[Collected data]
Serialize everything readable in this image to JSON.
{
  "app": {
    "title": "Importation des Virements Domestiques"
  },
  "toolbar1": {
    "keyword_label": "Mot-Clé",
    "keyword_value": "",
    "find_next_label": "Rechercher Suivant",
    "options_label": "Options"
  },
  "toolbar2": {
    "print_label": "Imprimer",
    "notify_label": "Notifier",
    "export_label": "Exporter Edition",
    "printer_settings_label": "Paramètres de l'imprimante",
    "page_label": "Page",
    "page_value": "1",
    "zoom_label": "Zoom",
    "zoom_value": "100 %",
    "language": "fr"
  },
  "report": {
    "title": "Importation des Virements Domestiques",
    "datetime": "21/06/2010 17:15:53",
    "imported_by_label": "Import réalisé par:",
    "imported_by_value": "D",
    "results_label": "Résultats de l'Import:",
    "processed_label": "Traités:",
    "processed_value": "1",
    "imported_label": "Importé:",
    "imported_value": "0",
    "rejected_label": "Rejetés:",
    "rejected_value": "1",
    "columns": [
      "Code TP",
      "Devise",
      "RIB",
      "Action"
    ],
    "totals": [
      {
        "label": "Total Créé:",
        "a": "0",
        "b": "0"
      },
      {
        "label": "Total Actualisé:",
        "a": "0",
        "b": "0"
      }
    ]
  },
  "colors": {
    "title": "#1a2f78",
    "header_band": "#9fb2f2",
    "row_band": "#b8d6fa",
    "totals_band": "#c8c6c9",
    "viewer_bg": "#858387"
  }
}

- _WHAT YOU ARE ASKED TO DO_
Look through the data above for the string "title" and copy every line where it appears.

- _FINISHED TASK_
    "title": "Importation des Virements Domestiques"
    "title": "Importation des Virements Domestiques",
    "title": "#1a2f78",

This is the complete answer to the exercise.